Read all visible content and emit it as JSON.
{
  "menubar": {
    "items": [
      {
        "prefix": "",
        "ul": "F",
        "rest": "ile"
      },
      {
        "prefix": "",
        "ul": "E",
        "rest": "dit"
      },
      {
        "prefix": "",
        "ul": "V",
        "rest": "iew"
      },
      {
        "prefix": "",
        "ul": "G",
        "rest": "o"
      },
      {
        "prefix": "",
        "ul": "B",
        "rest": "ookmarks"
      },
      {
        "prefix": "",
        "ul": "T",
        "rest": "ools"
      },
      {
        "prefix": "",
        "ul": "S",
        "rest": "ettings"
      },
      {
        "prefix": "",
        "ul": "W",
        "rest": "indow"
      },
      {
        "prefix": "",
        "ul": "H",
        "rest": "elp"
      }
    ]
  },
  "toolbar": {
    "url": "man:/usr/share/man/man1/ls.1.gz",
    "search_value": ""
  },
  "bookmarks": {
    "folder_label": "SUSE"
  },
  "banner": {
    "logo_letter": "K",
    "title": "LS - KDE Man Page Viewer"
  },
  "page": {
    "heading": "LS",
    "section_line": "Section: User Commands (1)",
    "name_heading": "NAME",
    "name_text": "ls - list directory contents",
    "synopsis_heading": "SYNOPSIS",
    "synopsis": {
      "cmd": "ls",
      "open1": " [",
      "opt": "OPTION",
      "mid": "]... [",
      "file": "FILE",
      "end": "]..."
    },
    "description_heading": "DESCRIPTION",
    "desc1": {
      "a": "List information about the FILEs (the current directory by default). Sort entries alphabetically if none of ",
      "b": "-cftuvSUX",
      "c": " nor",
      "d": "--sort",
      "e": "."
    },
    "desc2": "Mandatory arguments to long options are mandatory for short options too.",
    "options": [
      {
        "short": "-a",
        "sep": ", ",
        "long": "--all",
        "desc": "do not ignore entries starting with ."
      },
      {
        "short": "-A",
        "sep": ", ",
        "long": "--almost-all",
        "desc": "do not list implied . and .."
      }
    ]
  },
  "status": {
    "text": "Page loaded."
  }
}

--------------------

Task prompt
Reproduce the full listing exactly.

Solution to this problem
Read all visible content and emit it as JSON.
{
  "menubar": {
    "items": [
      {
        "prefix": "",
        "ul": "F",
        "rest": "ile"
      },
      {
        "prefix": "",
        "ul": "E",
        "rest": "dit"
      },
      {
        "prefix": "",
        "ul": "V",
        "rest": "iew"
      },
      {
        "prefix": "",
        "ul": "G",
        "rest": "o"
      },
      {
        "prefix": "",
        "ul": "B",
        "rest": "ookmarks"
      },
      {
        "prefix": "",
        "ul": "T",
        "rest": "ools"
      },
      {
        "prefix": "",
        "ul": "S",
        "rest": "ettings"
      },
      {
        "prefix": "",
        "ul": "W",
        "rest": "indow"
      },
      {
        "prefix": "",
        "ul": "H",
        "rest": "elp"
      }
    ]
  },
  "toolbar": {
    "url": "man:/usr/share/man/man1/ls.1.gz",
    "search_value": ""
  },
  "bookmarks": {
    "folder_label": "SUSE"
  },
  "banner": {
    "logo_letter": "K",
    "title": "LS - KDE Man Page Viewer"
  },
  "page": {
    "heading": "LS",
    "section_line": "Section: User Commands (1)",
    "name_heading": "NAME",
    "name_text": "ls - list directory contents",
    "synopsis_heading": "SYNOPSIS",
    "synopsis": {
      "cmd": "ls",
      "open1": " [",
      "opt": "OPTION",
      "mid": "]... [",
      "file": "FILE",
      "end": "]..."
    },
    "description_heading": "DESCRIPTION",
    "desc1": {
      "a": "List information about the FILEs (the current directory by default). Sort entries alphabetically if none of ",
      "b": "-cftuvSUX",
      "c": " nor",
      "d": "--sort",
      "e": "."
    },
    "desc2": "Mandatory arguments to long options are mandatory for short options too.",
    "options": [
      {
        "short": "-a",
        "sep": ", ",
        "long": "--all",
        "desc": "do not ignore entries starting with ."
      },
      {
        "short": "-A",
        "sep": ", ",
        "long": "--almost-all",
        "desc": "do not list implied . and .."
      }
    ]
  },
  "status": {
    "text": "Page loaded."
  }
}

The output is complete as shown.